Limitations of our study include its retrospective nature and small sample size. The relatively long study period resulted in CT protocols with varying dose parameters, and thus calculations of actual fetal doses were not performed. However, such estimates are dependent on the CT parameters and patient characteristics and therefore will vary across institutions, whereas the relative doses can be applied similarly to studies with varying parameters. The obvious limitation of an abdomen-only CT is nonimaging of the pelvic structures. Thus, this protocol should only be used in selected clinical circumstances. Our study did not evaluate the clinical parameters that would predict the appropriateness of performing a limited CT and future studies are warranted to better define such parameters. For example, clinical prediction rules have been developed that are useful in determining the need for abdominal CT in nonpregnant patients with blunt trauma . Similar rules could be developed to determine the need for full versus limited CT in pregnant patients. Lastly, although decreased compared with abdominopelvic CT, there is still fetal radiation exposure with this protocol, and CT parameters should be optimized to minimize radiation exposure.
In conclusion, CT of the abdomen limited to the iliac crests is a potentially effective technique to reduce fetal radiation exposure compared with full abdominopelvic CT. The estimated amount of fetal dose reduction decreases with increasing gestational age. This protocol enables assessment of the maternal solid organs and is potentially effective in selected cases of maternal blunt abdominal trauma.

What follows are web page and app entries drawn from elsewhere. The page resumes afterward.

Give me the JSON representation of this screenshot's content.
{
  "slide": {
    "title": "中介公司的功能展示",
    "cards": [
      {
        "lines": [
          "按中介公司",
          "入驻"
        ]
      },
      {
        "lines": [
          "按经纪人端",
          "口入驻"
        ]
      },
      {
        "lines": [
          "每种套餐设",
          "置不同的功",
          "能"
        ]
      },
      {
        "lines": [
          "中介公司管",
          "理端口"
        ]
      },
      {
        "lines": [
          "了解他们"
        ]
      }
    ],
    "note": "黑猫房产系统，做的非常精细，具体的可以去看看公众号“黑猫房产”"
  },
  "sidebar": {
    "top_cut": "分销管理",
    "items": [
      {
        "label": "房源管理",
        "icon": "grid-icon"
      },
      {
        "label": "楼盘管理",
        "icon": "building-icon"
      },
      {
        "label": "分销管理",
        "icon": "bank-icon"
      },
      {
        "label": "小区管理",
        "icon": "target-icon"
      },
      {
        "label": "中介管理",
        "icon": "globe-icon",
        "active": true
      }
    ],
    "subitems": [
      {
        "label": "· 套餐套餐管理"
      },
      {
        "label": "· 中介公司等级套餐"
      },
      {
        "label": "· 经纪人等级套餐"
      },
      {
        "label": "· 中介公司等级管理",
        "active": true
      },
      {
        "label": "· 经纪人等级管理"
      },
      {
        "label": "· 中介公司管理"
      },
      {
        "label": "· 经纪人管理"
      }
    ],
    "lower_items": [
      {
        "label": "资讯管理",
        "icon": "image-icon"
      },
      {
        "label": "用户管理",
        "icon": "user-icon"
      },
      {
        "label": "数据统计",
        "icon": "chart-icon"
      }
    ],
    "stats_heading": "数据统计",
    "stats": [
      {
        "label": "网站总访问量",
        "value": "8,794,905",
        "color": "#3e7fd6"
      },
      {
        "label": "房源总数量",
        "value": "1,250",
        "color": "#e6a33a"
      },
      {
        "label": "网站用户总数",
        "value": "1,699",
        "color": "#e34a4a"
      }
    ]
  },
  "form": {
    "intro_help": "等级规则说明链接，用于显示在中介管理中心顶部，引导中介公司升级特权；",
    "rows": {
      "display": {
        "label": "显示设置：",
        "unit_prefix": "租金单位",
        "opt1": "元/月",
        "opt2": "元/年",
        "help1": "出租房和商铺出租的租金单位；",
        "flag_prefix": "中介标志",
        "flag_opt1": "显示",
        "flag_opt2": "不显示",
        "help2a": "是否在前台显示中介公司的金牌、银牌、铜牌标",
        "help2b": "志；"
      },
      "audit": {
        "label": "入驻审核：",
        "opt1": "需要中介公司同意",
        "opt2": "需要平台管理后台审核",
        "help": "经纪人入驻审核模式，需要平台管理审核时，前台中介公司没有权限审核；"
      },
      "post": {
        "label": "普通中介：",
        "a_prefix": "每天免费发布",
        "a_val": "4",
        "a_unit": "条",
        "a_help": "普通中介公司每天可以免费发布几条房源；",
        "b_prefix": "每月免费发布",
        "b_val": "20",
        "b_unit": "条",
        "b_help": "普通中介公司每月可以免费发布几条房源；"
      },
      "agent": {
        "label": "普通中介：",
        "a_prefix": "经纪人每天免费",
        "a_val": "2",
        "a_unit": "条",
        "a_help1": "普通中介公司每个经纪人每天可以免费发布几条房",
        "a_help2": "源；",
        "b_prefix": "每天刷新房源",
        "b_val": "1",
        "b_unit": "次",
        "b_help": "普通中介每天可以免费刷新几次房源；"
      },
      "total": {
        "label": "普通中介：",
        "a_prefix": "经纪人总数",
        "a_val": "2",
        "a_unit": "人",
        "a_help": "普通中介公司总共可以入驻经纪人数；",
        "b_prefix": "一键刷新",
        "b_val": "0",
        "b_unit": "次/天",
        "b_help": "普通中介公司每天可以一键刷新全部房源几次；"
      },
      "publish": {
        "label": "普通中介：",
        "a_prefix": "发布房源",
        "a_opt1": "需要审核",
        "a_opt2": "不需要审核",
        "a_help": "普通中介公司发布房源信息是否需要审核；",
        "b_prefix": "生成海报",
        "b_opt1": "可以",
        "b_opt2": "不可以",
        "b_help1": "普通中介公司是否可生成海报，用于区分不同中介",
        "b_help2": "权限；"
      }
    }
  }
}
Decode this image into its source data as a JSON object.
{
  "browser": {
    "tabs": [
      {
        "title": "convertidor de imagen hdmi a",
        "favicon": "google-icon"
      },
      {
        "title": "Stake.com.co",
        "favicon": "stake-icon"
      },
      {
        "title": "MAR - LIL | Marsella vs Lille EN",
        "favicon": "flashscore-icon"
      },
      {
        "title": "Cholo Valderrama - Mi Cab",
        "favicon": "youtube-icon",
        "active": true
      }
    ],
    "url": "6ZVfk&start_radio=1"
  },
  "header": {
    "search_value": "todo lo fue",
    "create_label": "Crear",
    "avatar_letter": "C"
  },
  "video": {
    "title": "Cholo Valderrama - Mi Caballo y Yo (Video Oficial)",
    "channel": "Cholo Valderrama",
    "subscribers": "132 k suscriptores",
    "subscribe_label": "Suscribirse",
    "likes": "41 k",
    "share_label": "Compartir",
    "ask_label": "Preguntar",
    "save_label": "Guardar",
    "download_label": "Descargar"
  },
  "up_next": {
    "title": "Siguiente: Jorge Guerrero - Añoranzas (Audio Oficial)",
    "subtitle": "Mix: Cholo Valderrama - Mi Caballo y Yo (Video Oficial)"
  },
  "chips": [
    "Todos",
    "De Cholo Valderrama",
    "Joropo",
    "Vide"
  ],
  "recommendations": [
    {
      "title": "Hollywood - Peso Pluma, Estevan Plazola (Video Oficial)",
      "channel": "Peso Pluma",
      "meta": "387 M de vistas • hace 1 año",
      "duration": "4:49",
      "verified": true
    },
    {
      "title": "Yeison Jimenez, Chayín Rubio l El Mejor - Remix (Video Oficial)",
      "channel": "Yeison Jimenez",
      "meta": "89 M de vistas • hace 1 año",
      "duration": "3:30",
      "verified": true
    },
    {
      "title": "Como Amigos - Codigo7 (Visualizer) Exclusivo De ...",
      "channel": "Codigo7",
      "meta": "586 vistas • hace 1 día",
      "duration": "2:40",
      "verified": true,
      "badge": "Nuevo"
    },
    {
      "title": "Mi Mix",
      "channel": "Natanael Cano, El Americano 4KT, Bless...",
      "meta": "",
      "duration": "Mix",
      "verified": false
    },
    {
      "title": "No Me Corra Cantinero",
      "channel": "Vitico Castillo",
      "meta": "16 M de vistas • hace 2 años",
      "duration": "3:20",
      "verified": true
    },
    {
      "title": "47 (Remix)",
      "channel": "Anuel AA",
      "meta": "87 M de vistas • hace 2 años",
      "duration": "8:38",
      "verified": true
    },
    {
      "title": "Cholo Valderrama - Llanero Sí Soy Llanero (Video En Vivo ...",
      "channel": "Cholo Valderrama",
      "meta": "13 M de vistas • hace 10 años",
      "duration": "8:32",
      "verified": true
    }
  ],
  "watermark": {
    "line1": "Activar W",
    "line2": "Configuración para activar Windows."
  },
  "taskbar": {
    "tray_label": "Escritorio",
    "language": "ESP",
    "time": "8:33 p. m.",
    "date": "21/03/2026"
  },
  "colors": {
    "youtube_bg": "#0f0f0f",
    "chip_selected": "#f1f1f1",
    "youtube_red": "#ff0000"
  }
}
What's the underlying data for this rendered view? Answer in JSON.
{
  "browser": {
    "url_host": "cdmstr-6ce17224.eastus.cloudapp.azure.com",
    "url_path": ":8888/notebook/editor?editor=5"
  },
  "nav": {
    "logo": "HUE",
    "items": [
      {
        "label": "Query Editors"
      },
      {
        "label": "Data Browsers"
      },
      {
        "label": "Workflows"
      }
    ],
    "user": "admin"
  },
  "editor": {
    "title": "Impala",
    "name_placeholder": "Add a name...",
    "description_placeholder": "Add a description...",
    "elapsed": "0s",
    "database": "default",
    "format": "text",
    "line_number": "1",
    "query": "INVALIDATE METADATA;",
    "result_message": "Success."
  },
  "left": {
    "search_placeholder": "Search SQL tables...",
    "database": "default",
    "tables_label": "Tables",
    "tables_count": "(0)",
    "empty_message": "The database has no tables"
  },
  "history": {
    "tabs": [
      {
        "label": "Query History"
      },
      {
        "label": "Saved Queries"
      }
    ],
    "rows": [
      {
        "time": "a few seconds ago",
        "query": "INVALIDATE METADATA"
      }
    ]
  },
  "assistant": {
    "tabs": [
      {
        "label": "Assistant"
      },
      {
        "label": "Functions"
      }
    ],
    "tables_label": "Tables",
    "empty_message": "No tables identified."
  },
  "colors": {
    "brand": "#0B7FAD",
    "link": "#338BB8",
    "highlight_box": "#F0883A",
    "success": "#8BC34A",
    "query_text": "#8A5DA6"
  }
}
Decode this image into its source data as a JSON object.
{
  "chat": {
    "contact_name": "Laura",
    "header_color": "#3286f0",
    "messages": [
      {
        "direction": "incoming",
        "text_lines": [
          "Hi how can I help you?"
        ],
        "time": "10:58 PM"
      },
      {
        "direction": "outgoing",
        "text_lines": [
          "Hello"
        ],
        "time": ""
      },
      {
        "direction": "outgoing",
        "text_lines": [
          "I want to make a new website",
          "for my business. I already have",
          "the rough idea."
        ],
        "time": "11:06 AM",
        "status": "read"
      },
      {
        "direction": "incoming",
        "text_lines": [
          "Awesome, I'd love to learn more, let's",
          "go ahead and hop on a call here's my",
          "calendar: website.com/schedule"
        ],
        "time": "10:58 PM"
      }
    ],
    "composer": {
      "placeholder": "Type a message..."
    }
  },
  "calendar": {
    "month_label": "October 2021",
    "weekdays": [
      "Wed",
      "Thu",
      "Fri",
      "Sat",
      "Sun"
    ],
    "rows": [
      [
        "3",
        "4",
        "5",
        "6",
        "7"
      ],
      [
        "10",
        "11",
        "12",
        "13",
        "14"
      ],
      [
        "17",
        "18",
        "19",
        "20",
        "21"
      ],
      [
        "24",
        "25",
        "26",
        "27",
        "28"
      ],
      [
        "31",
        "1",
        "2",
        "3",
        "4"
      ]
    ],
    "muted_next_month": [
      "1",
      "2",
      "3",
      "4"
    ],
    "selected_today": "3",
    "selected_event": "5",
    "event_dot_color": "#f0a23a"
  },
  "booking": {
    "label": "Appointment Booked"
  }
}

Supported by the National Center for Advancing Translational Sciences (NCATS), National Institutes of Health (NIH), through grant UL1 TR000002.
We thank Machelle Wilson for assistance with the statistical analysis.